An arbitrator is empowered by the parties to make a binding decision on the resolution of the case, in much the same way as the Court’s decision is binding upon the parties. In family law, arbitration is conducted by an independent third party, usually an attorney with many years of experience.

The setting for an arbitration is generally more formal than in mediation. The arbitrator will conduct the session in much the same way as a court hearing, with specific time limits for each party’s proof to be presented and their arguments made. Unlike mediation, the parties and their counsel give the arbitrator the authority to render a binding decision which will have the same authority and power as a court order and which will be enacted by the court through entry of the decision as an order of the court.

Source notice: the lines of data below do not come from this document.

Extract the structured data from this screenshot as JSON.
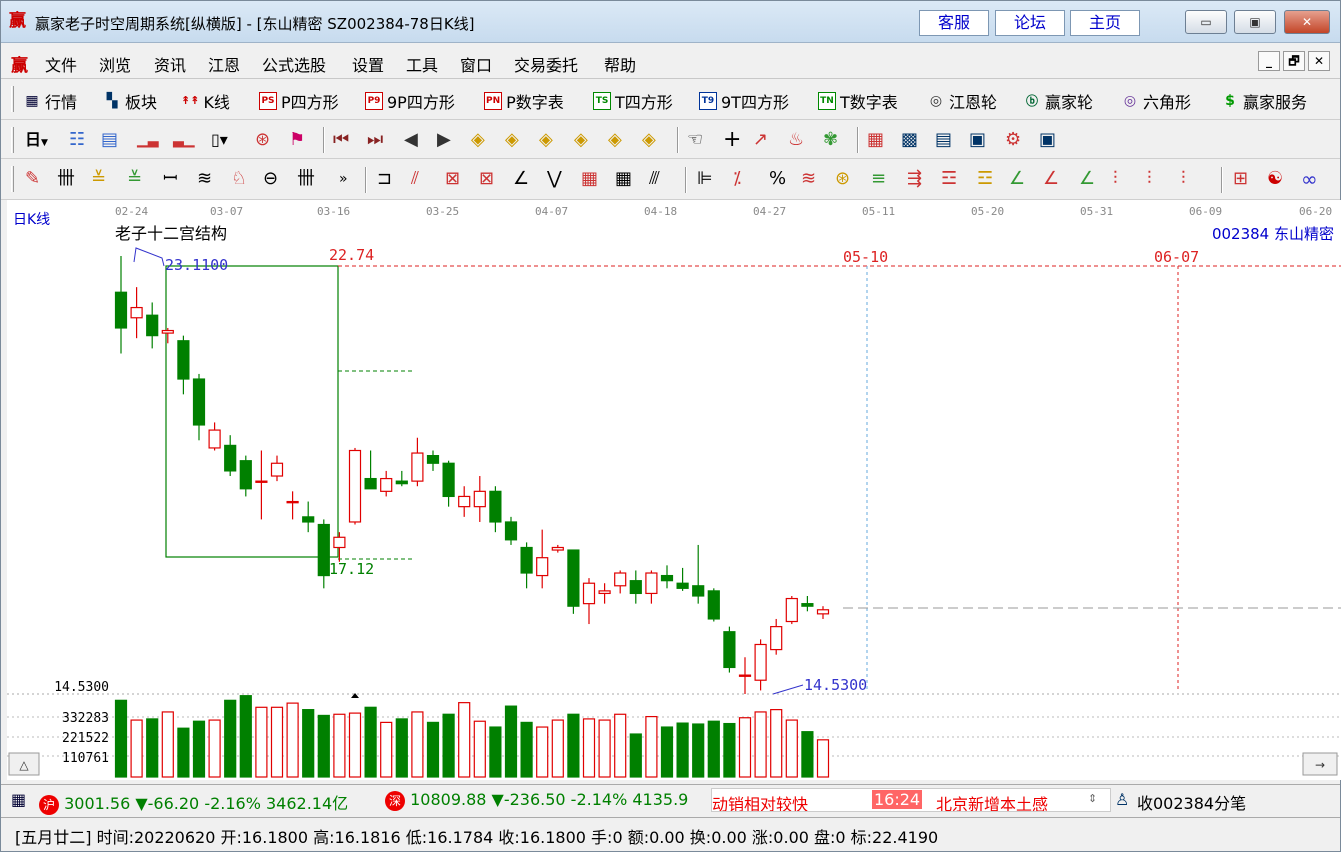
{
  "titlebar": {
    "app_icon": "赢",
    "title": "赢家老子时空周期系统[纵横版] - [东山精密  SZ002384-78日K线]",
    "links": [
      "客服",
      "论坛",
      "主页"
    ],
    "window_buttons": [
      "minimize",
      "maximize",
      "close"
    ]
  },
  "menubar": {
    "logo": "赢",
    "items": [
      "文件",
      "浏览",
      "资讯",
      "江恩",
      "公式选股",
      "设置",
      "工具",
      "窗口",
      "交易委托",
      "帮助"
    ],
    "mdi_buttons": [
      "_",
      "🗗",
      "✕"
    ]
  },
  "toolbar1": {
    "items": [
      {
        "icon": "table-icon",
        "label": "行情"
      },
      {
        "icon": "blocks-icon",
        "label": "板块"
      },
      {
        "icon": "kline-icon",
        "label": "K线"
      },
      {
        "icon": "PS",
        "label": "P四方形"
      },
      {
        "icon": "P9",
        "label": "9P四方形"
      },
      {
        "icon": "PN",
        "label": "P数字表"
      },
      {
        "icon": "TS",
        "label": "T四方形"
      },
      {
        "icon": "T9",
        "label": "9T四方形"
      },
      {
        "icon": "TN",
        "label": "T数字表"
      },
      {
        "icon": "wheel-icon",
        "label": "江恩轮"
      },
      {
        "icon": "big-wheel-icon",
        "label": "赢家轮"
      },
      {
        "icon": "hexagon-icon",
        "label": "六角形"
      },
      {
        "icon": "dollar-icon",
        "label": "赢家服务"
      }
    ]
  },
  "toolbar2": {
    "period": "日"
  },
  "chart": {
    "period_label": "日K线",
    "indicator_title": "老子十二宫结构",
    "stock_code_name": "002384  东山精密",
    "date_ticks": [
      "02-24",
      "03-07",
      "03-16",
      "03-25",
      "04-07",
      "04-18",
      "04-27",
      "05-11",
      "05-20",
      "05-31",
      "06-09",
      "06-20"
    ],
    "labels": {
      "high": "23.1100",
      "box_top": "22.74",
      "box_bottom": "17.12",
      "low": "14.5300",
      "date_a": "05-10",
      "date_b": "06-07"
    },
    "price_axis_low": "14.5300",
    "volume_axis": [
      "332283",
      "221522",
      "110761"
    ],
    "colors": {
      "up": "#e00000",
      "down": "#008000",
      "box": "#008000",
      "label_blue": "#3333cc",
      "label_red": "#dd2222"
    },
    "candles": [
      {
        "o": 22.4,
        "h": 23.11,
        "l": 21.2,
        "c": 21.7
      },
      {
        "o": 21.9,
        "h": 22.5,
        "l": 21.5,
        "c": 22.1
      },
      {
        "o": 21.95,
        "h": 22.2,
        "l": 21.3,
        "c": 21.55
      },
      {
        "o": 21.6,
        "h": 21.7,
        "l": 21.4,
        "c": 21.65
      },
      {
        "o": 21.45,
        "h": 21.55,
        "l": 20.4,
        "c": 20.7
      },
      {
        "o": 20.7,
        "h": 20.8,
        "l": 19.5,
        "c": 19.8
      },
      {
        "o": 19.35,
        "h": 19.85,
        "l": 19.3,
        "c": 19.7
      },
      {
        "o": 19.4,
        "h": 19.6,
        "l": 18.8,
        "c": 18.9
      },
      {
        "o": 19.1,
        "h": 19.2,
        "l": 18.4,
        "c": 18.55
      },
      {
        "o": 18.7,
        "h": 19.3,
        "l": 17.95,
        "c": 18.7
      },
      {
        "o": 18.8,
        "h": 19.2,
        "l": 18.7,
        "c": 19.05
      },
      {
        "o": 18.3,
        "h": 18.5,
        "l": 17.95,
        "c": 18.3
      },
      {
        "o": 18.0,
        "h": 18.3,
        "l": 17.7,
        "c": 17.9
      },
      {
        "o": 17.85,
        "h": 17.95,
        "l": 16.6,
        "c": 16.85
      },
      {
        "o": 17.4,
        "h": 17.7,
        "l": 17.12,
        "c": 17.6
      },
      {
        "o": 17.9,
        "h": 19.35,
        "l": 17.85,
        "c": 19.3
      },
      {
        "o": 18.75,
        "h": 19.3,
        "l": 18.6,
        "c": 18.55
      },
      {
        "o": 18.5,
        "h": 18.9,
        "l": 18.4,
        "c": 18.75
      },
      {
        "o": 18.7,
        "h": 18.9,
        "l": 18.6,
        "c": 18.65
      },
      {
        "o": 18.7,
        "h": 19.55,
        "l": 18.6,
        "c": 19.25
      },
      {
        "o": 19.2,
        "h": 19.3,
        "l": 18.9,
        "c": 19.05
      },
      {
        "o": 19.05,
        "h": 19.1,
        "l": 18.2,
        "c": 18.4
      },
      {
        "o": 18.2,
        "h": 18.6,
        "l": 18.0,
        "c": 18.4
      },
      {
        "o": 18.2,
        "h": 18.8,
        "l": 17.9,
        "c": 18.5
      },
      {
        "o": 18.5,
        "h": 18.6,
        "l": 17.7,
        "c": 17.9
      },
      {
        "o": 17.9,
        "h": 18.0,
        "l": 17.45,
        "c": 17.55
      },
      {
        "o": 17.4,
        "h": 17.5,
        "l": 16.6,
        "c": 16.9
      },
      {
        "o": 16.85,
        "h": 17.75,
        "l": 16.6,
        "c": 17.2
      },
      {
        "o": 17.35,
        "h": 17.45,
        "l": 17.3,
        "c": 17.4
      },
      {
        "o": 17.35,
        "h": 17.35,
        "l": 16.1,
        "c": 16.25
      },
      {
        "o": 16.3,
        "h": 16.8,
        "l": 15.9,
        "c": 16.7
      },
      {
        "o": 16.5,
        "h": 16.7,
        "l": 16.3,
        "c": 16.55
      },
      {
        "o": 16.65,
        "h": 16.95,
        "l": 16.5,
        "c": 16.9
      },
      {
        "o": 16.75,
        "h": 16.95,
        "l": 16.3,
        "c": 16.5
      },
      {
        "o": 16.5,
        "h": 16.95,
        "l": 16.3,
        "c": 16.9
      },
      {
        "o": 16.85,
        "h": 17.05,
        "l": 16.6,
        "c": 16.75
      },
      {
        "o": 16.7,
        "h": 17.0,
        "l": 16.55,
        "c": 16.6
      },
      {
        "o": 16.65,
        "h": 17.45,
        "l": 16.3,
        "c": 16.45
      },
      {
        "o": 16.55,
        "h": 16.6,
        "l": 15.95,
        "c": 16.0
      },
      {
        "o": 15.75,
        "h": 15.85,
        "l": 14.95,
        "c": 15.05
      },
      {
        "o": 14.9,
        "h": 15.25,
        "l": 14.53,
        "c": 14.9
      },
      {
        "o": 14.8,
        "h": 15.6,
        "l": 14.6,
        "c": 15.5
      },
      {
        "o": 15.4,
        "h": 16.0,
        "l": 15.3,
        "c": 15.85
      },
      {
        "o": 15.95,
        "h": 16.45,
        "l": 15.9,
        "c": 16.4
      },
      {
        "o": 16.3,
        "h": 16.45,
        "l": 16.15,
        "c": 16.25
      },
      {
        "o": 16.1,
        "h": 16.25,
        "l": 16.0,
        "c": 16.18
      }
    ],
    "volumes": [
      330000,
      245000,
      250000,
      280000,
      210000,
      240000,
      245000,
      330000,
      350000,
      300000,
      300000,
      318000,
      290000,
      265000,
      270000,
      275000,
      300000,
      235000,
      250000,
      280000,
      235000,
      270000,
      320000,
      240000,
      215000,
      305000,
      235000,
      215000,
      245000,
      270000,
      250000,
      245000,
      270000,
      185000,
      260000,
      215000,
      232000,
      228000,
      240000,
      230000,
      255000,
      280000,
      290000,
      245000,
      195000,
      160000
    ],
    "last_close": 16.18
  },
  "statusbar": {
    "sh_badge": "沪",
    "sh_text": "3001.56 ▼-66.20 -2.16% 3462.14亿",
    "sz_badge": "深",
    "sz_text": "10809.88 ▼-236.50 -2.14% 4135.9",
    "ticker_text": "动销相对较快",
    "ticker_time": "16:24",
    "ticker_news": "北京新增本土感",
    "right_text": "收002384分笔"
  },
  "infobar": {
    "text": "[五月廿二] 时间:20220620 开:16.1800 高:16.1816 低:16.1784 收:16.1800 手:0 额:0.00 换:0.00 涨:0.00 盘:0 标:22.4190"
  }
}
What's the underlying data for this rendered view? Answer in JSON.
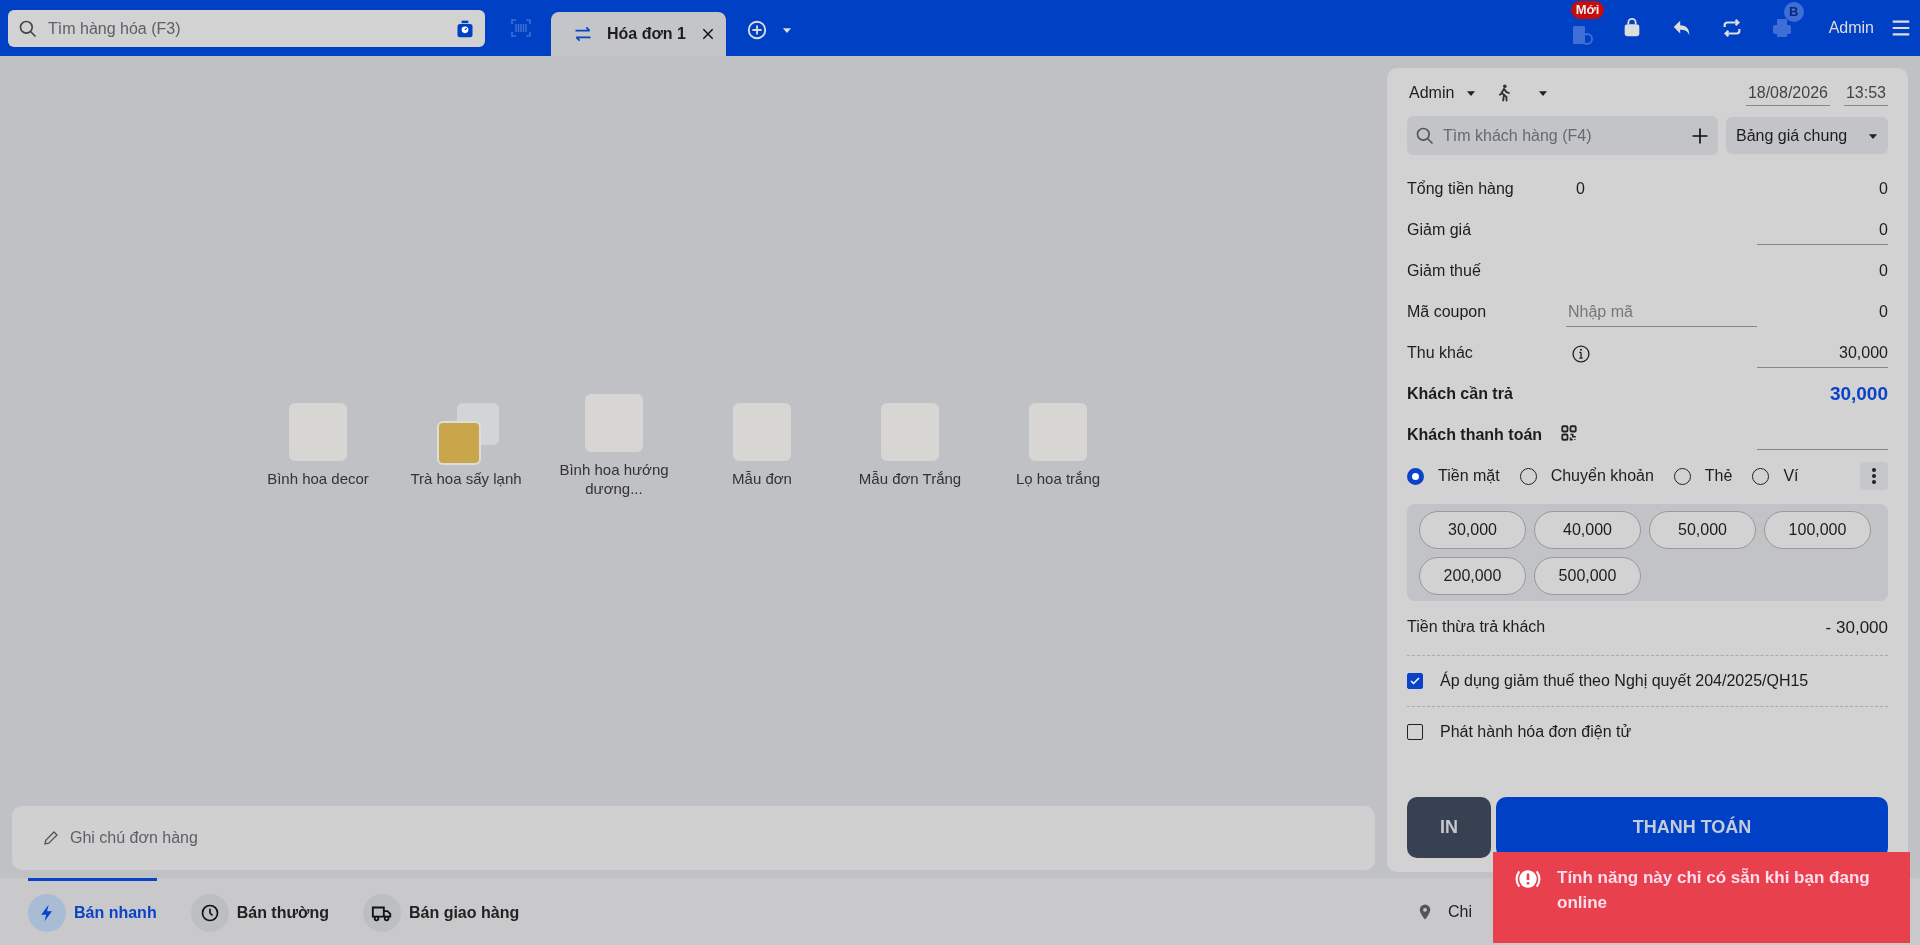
{
  "topbar": {
    "search": {
      "placeholder": "Tìm hàng hóa (F3)"
    },
    "invoice_tabs": [
      {
        "label": "Hóa đơn 1",
        "selected": true
      }
    ],
    "new_badge": "Mới",
    "printer_badge": "B",
    "user": "Admin"
  },
  "products": [
    {
      "name": "Bình hoa decor",
      "kind": "single"
    },
    {
      "name": "Trà hoa sấy lạnh",
      "kind": "group"
    },
    {
      "name": "Bình hoa hướng dương...",
      "kind": "single"
    },
    {
      "name": "Mẫu đơn",
      "kind": "single"
    },
    {
      "name": "Mẫu đơn Trắng",
      "kind": "single"
    },
    {
      "name": "Lọ hoa trắng",
      "kind": "single"
    }
  ],
  "note": {
    "placeholder": "Ghi chú đơn hàng"
  },
  "modes": [
    {
      "label": "Bán nhanh",
      "kind": "fast",
      "selected": true
    },
    {
      "label": "Bán thường",
      "kind": "normal",
      "selected": false
    },
    {
      "label": "Bán giao hàng",
      "kind": "delivery",
      "selected": false
    }
  ],
  "branch": "Chi",
  "checkout": {
    "seller": "Admin",
    "date": "18/08/2026",
    "time": "13:53",
    "customer_search": {
      "placeholder": "Tìm khách hàng (F4)"
    },
    "price_list": "Bảng giá chung",
    "rows": [
      {
        "kind": "total",
        "label": "Tổng tiền hàng",
        "count": "0",
        "value": "0"
      },
      {
        "kind": "input",
        "label": "Giảm giá",
        "value": "0"
      },
      {
        "kind": "plain",
        "label": "Giảm thuế",
        "value": "0"
      },
      {
        "kind": "coupon",
        "label": "Mã coupon",
        "placeholder": "Nhập mã",
        "value": "0"
      },
      {
        "kind": "info",
        "label": "Thu khác",
        "value": "30,000"
      },
      {
        "kind": "due",
        "label": "Khách cần trả",
        "value": "30,000"
      },
      {
        "kind": "pay",
        "label": "Khách thanh toán"
      }
    ],
    "methods": [
      {
        "label": "Tiền mặt",
        "selected": true
      },
      {
        "label": "Chuyển khoản",
        "selected": false
      },
      {
        "label": "Thẻ",
        "selected": false
      },
      {
        "label": "Ví",
        "selected": false
      }
    ],
    "quick_amounts": [
      "30,000",
      "40,000",
      "50,000",
      "100,000",
      "200,000",
      "500,000"
    ],
    "change": {
      "label": "Tiền thừa trả khách",
      "value": "- 30,000"
    },
    "options": [
      {
        "label": "Áp dụng giảm thuế theo Nghị quyết 204/2025/QH15",
        "checked": true
      },
      {
        "label": "Phát hành hóa đơn điện tử",
        "checked": false
      }
    ],
    "print_button": "IN",
    "pay_button": "THANH TOÁN"
  },
  "toast": {
    "message": "Tính năng này chỉ có sẵn khi bạn đang online"
  }
}
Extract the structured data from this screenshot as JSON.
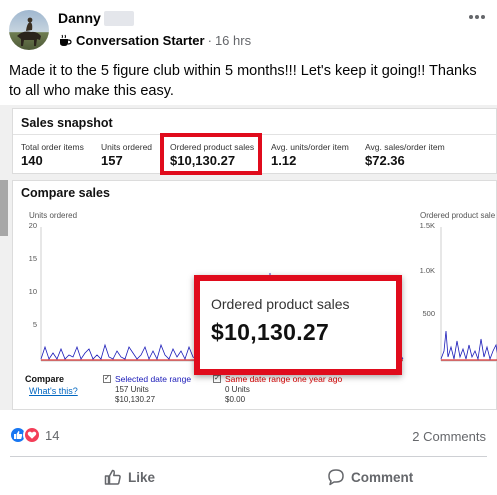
{
  "post": {
    "author": "Danny",
    "badge": "Conversation Starter",
    "time": "16 hrs",
    "separator": "·",
    "text": "Made it to the 5 figure club within 5 months!!! Let's keep it going!! Thanks to all who make this easy.",
    "more_icon": "more-horizontal-icon"
  },
  "screenshot": {
    "snapshot": {
      "title": "Sales snapshot",
      "stats": [
        {
          "label": "Total order items",
          "value": "140"
        },
        {
          "label": "Units ordered",
          "value": "157"
        },
        {
          "label": "Ordered product sales",
          "value": "$10,130.27"
        },
        {
          "label": "Avg. units/order item",
          "value": "1.12"
        },
        {
          "label": "Avg. sales/order item",
          "value": "$72.36"
        }
      ]
    },
    "compare": {
      "title": "Compare sales",
      "left_axis_label": "Units ordered",
      "left_ticks": [
        "20",
        "15",
        "10",
        "5"
      ],
      "right_axis_label": "Ordered product sale",
      "right_ticks": [
        "1.5K",
        "1.0K",
        "500"
      ],
      "legend": {
        "compare_label": "Compare",
        "what_link": "What's this?",
        "selected": {
          "name": "Selected date range",
          "units": "157 Units",
          "sales": "$10,130.27",
          "color": "#1a1ab8"
        },
        "previous": {
          "name": "Same date range one year ago",
          "units": "0 Units",
          "sales": "$0.00",
          "color": "#d40000"
        },
        "check_mark": "✓"
      }
    },
    "zoom": {
      "label": "Ordered product sales",
      "value": "$10,130.27",
      "border_color": "#e00b1c"
    }
  },
  "footer": {
    "reaction_count": "14",
    "comments": "2 Comments",
    "like_label": "Like",
    "comment_label": "Comment",
    "like_color": "#1877f2",
    "love_color": "#f33e58"
  }
}
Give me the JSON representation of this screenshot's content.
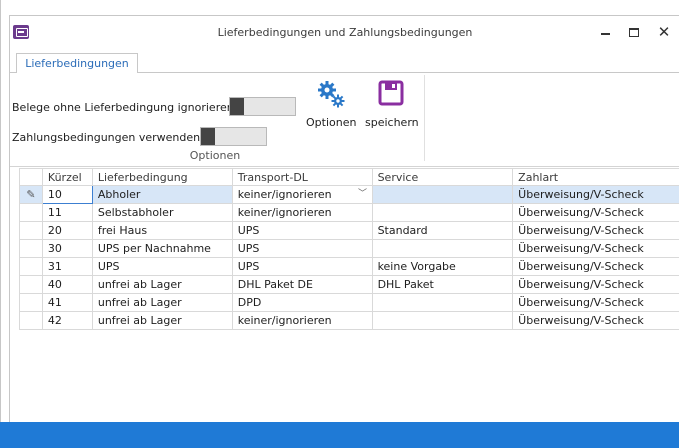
{
  "window": {
    "title": "Lieferbedingungen und Zahlungsbedingungen",
    "minimize_label": "",
    "maximize_label": "",
    "close_label": "✕"
  },
  "tabs": [
    {
      "label": "Lieferbedingungen"
    }
  ],
  "ribbon": {
    "option1_label": "Belege ohne Lieferbedingung ignorieren",
    "option2_label": "Zahlungsbedingungen verwenden",
    "option1_on": false,
    "option2_on": false,
    "optionen_button": "Optionen",
    "speichern_button": "speichern",
    "group_caption": "Optionen"
  },
  "grid": {
    "columns": [
      "Kürzel",
      "Lieferbedingung",
      "Transport-DL",
      "Service",
      "Zahlart"
    ],
    "rows": [
      [
        "10",
        "Abholer",
        "keiner/ignorieren",
        "",
        "Überweisung/V-Scheck"
      ],
      [
        "11",
        "Selbstabholer",
        "keiner/ignorieren",
        "",
        "Überweisung/V-Scheck"
      ],
      [
        "20",
        "frei Haus",
        "UPS",
        "Standard",
        "Überweisung/V-Scheck"
      ],
      [
        "30",
        "UPS per Nachnahme",
        "UPS",
        "",
        "Überweisung/V-Scheck"
      ],
      [
        "31",
        "UPS",
        "UPS",
        "keine Vorgabe",
        "Überweisung/V-Scheck"
      ],
      [
        "40",
        "unfrei ab Lager",
        "DHL Paket DE",
        "DHL Paket",
        "Überweisung/V-Scheck"
      ],
      [
        "41",
        "unfrei ab Lager",
        "DPD",
        "",
        "Überweisung/V-Scheck"
      ],
      [
        "42",
        "unfrei ab Lager",
        "keiner/ignorieren",
        "",
        "Überweisung/V-Scheck"
      ]
    ],
    "selected_row": 0,
    "edit_indicator": "✎"
  },
  "colors": {
    "accent": "#2b6cb8",
    "statusbar": "#1f7ad6",
    "selection": "#d7e6f7",
    "toggle_knob": "#444444",
    "gear": "#2a78c8",
    "save": "#8a2ea0"
  },
  "icons": {
    "optionen": "gears-icon",
    "speichern": "save-floppy-icon"
  }
}
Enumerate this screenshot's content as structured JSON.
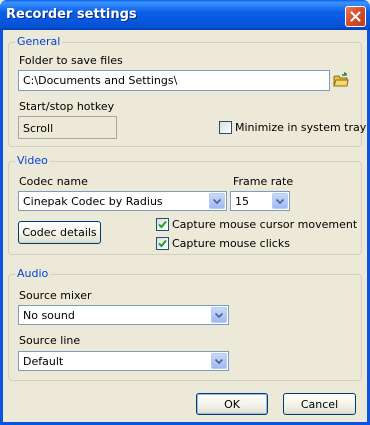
{
  "window": {
    "title": "Recorder settings"
  },
  "general": {
    "legend": "General",
    "folder_label": "Folder to save files",
    "folder_value": "C:\\Documents and Settings\\",
    "hotkey_label": "Start/stop hotkey",
    "hotkey_value": "Scroll",
    "minimize_label": "Minimize in system tray",
    "minimize_checked": false
  },
  "video": {
    "legend": "Video",
    "codec_label": "Codec name",
    "codec_value": "Cinepak Codec by Radius",
    "framerate_label": "Frame rate",
    "framerate_value": "15",
    "codec_details_button": "Codec details",
    "capture_cursor_label": "Capture mouse cursor movement",
    "capture_cursor_checked": true,
    "capture_clicks_label": "Capture mouse clicks",
    "capture_clicks_checked": true
  },
  "audio": {
    "legend": "Audio",
    "source_mixer_label": "Source mixer",
    "source_mixer_value": "No sound",
    "source_line_label": "Source line",
    "source_line_value": "Default"
  },
  "buttons": {
    "ok": "OK",
    "cancel": "Cancel"
  },
  "colors": {
    "titlebar": "#0a5ee8",
    "group_legend": "#0046d5",
    "check_mark": "#21a121",
    "close_button": "#d4502f"
  }
}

In arbitration, the parties cannot participate in the decision-making process but, rather than endure months of delay before getting a court date, can engage an arbitrator who will tender his decision in a much shorter period of time. A quicker resolution is the primary advantage of arbitration.